- Lift completely the social security cap.
- Establish a universal single payer healthcare system, in which everyone is covered for all medical services, including mental health.
- Reduce the cost of prescription drugs by repealing the law that blocks the government from negotiating lower prices. If pharmaceutical companies don’t lower prices, activate the “march-in rights” under the Bayh-Dole Act that allows the government to license a patent to another party who charges less for medicine, or the government will simply produce those medicines itself, since much of the initial biomedical research and development done on pharmaceuticals is through publicly funded universities and the National Institute of Health.
- Invest in clean energy and clean water, which will create green jobs, address climate change, and address the needs of the poor and people of color who already feel the effects of climate change.
- Provide universal affordable child care.
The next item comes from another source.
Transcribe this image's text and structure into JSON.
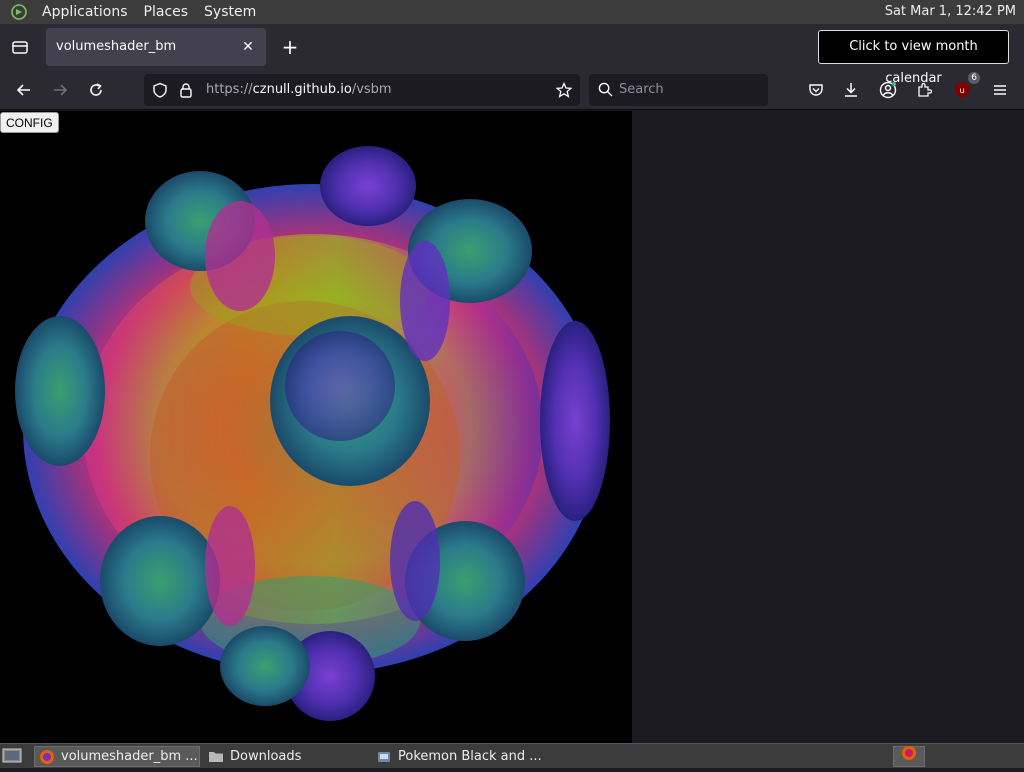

Train apprentices to expand the quantity and upgrade the quality of competent care providers.
- Urge Congress to re-introduce the Free-Lunch-for-All Program, to ensure that every child has access to food, and the cancellation of lunch debt.